Participation is a key part of the Stop's philosophy and approach: 
"A key that community members must be involved in making decisions about how our organisation operates. When program participants are involved -- as front-line volunteers, program advisory committee members, gardeners or cooks -- the stigma associated with receiving free food is often diminished or erased. While our food access programming helps confront the issue of hunger, it also creates opportunities for community members to forge their own responses to hunger. We believe this approach will end the way charity divides us as a society into the powerful and the powerless, the self-sufficient and the shamed. At The Stop, we are creating a new model to fight poverty and hunger: a community food centre."
Financing and resources

The Stop receives its funding from a range of sources, as follows (2014): 

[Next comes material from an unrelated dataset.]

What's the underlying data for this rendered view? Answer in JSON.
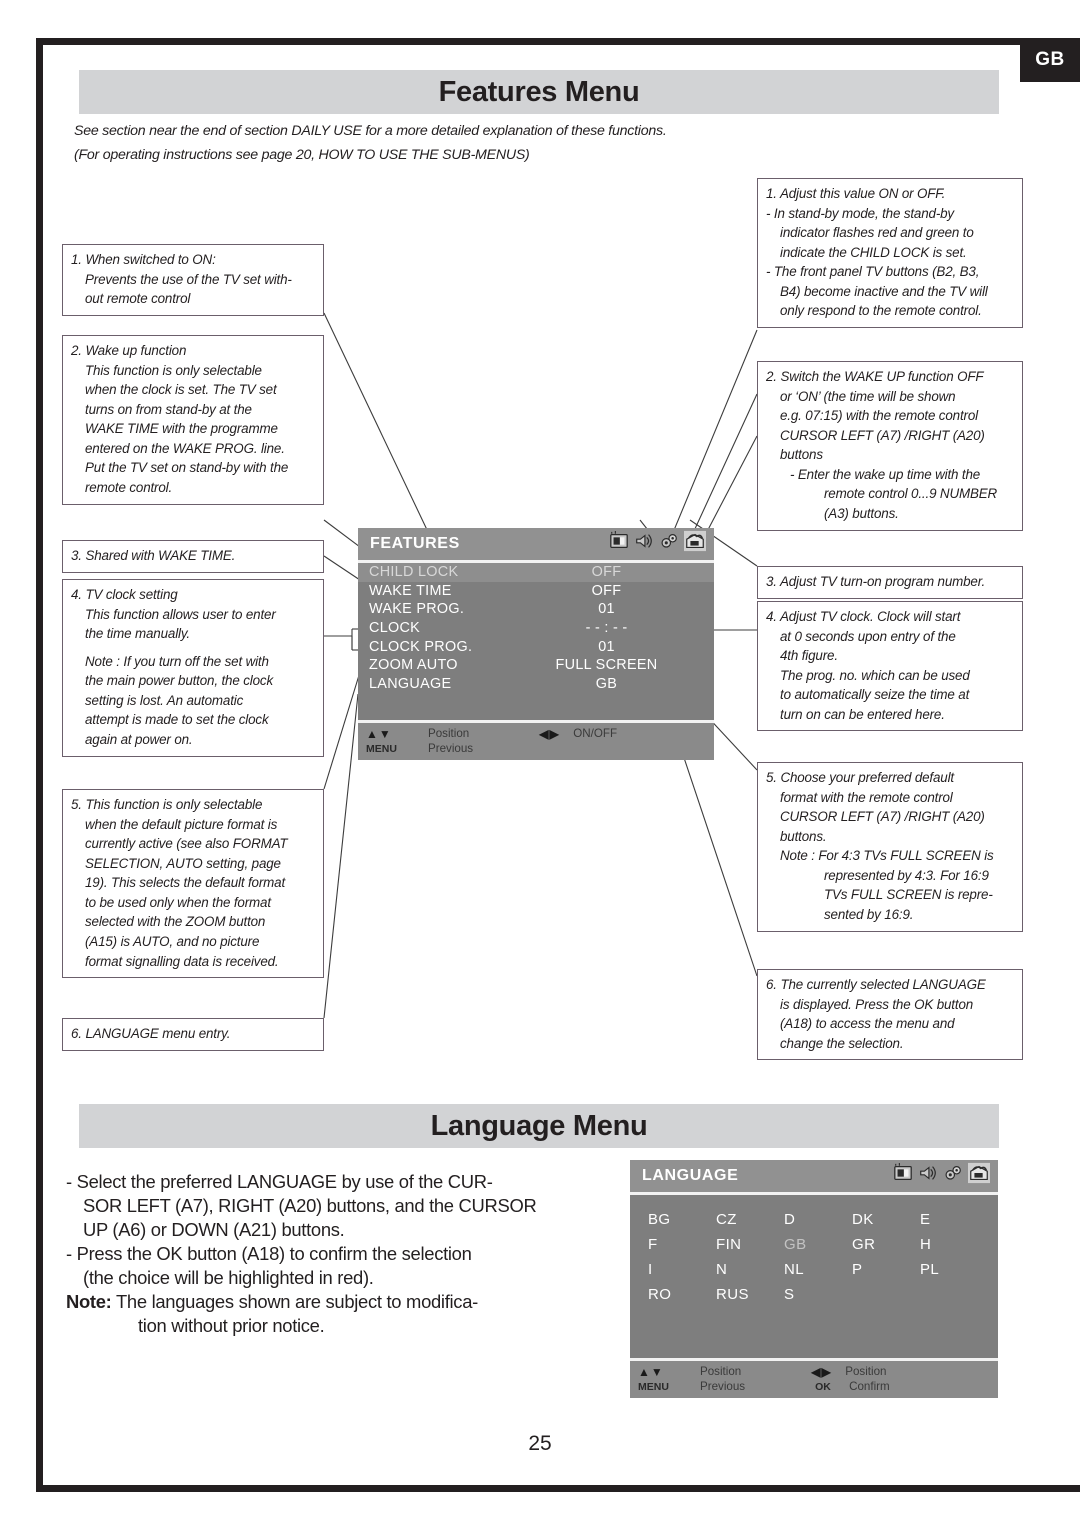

- Philanthropic foundations - 30%
- Social Enterprise revenue streams - 7%
- Events - 20%
- Food donations - 16%
- Corporate and organisational sponsorships - 8%
- individual donations - 12%
- Government funding - 8% 
In addition, the Stop relies heavily on hundreds of volunteers at its two sites. The combined hours worked by its volunteers in 2014 totalled nearly 40,000; and the organisation had 189 urban agriculture volunteers. 
Results and impacts
The Stop has transformed itself from a conventional charity-based food bank, to a multi-functional centre of empowerment and dignity. In the process it has created an entirely new model of organisation working for food justice: the community food centre. This is a very important achievement whose effects will be felt throughout Canada and internationally. 
An evaluation of the Stop's peer advocacy programs, undertaken in 2013, found the following benefits and impacts: 

- Community Advocates 'provide a variety of material and informational supports to community members', helping them resolve the issues they were facing, principally concerning welfare benefits, housing, mental health and medical issues, and legal matters

- Service Users highly valued the peer nature of the Advocates - that they were from the community they were serving- as well as the dignified and respectful way in which they were treated 

- the Advocates themselves reported benefits such as gaining new skills and knowledge, social networks and friendships, enhanced confidence, and a sense of satisfaction in undertaking meaningful work for their community. 

Barriers and challenges

In the first years of its transformation to becoming a Community Food Centre, the Stop experienced a number of internal conflicts with long-time volunteers, who were comfortable with the traditional charity approach to emergency food relief, and didn't like the new approach that Nick Saul was trying to achieve. These tensions led to some volunteers leaving, but they did not deflect the organisation from its transition; the strong support of the Board for Saul's vision was important in this being achieved.

Lessons learned and transferability

The Stop has shown that the traditional food bank charity model does not have to replicated and further entrenched, year after year. The vision of Nick Saul, founded on the conviction that the human right to adequate food can be made real and meaningful for every person, has driven forward a transformation in how the emergency food relief sector can conceive of itself. Everywhere across the global north, demand for food banks is rising, as inequality increases and austerity budgets cut further into public services and welfare benefit provision. The need for powerful advocacy from those most affected by these processes is overwhelming, and the Stop has shown how this can be achieved. Its model is eminently transferable to any culturally and socio-economically comparable context, especially the United States, Britain and Australia.


External links / documents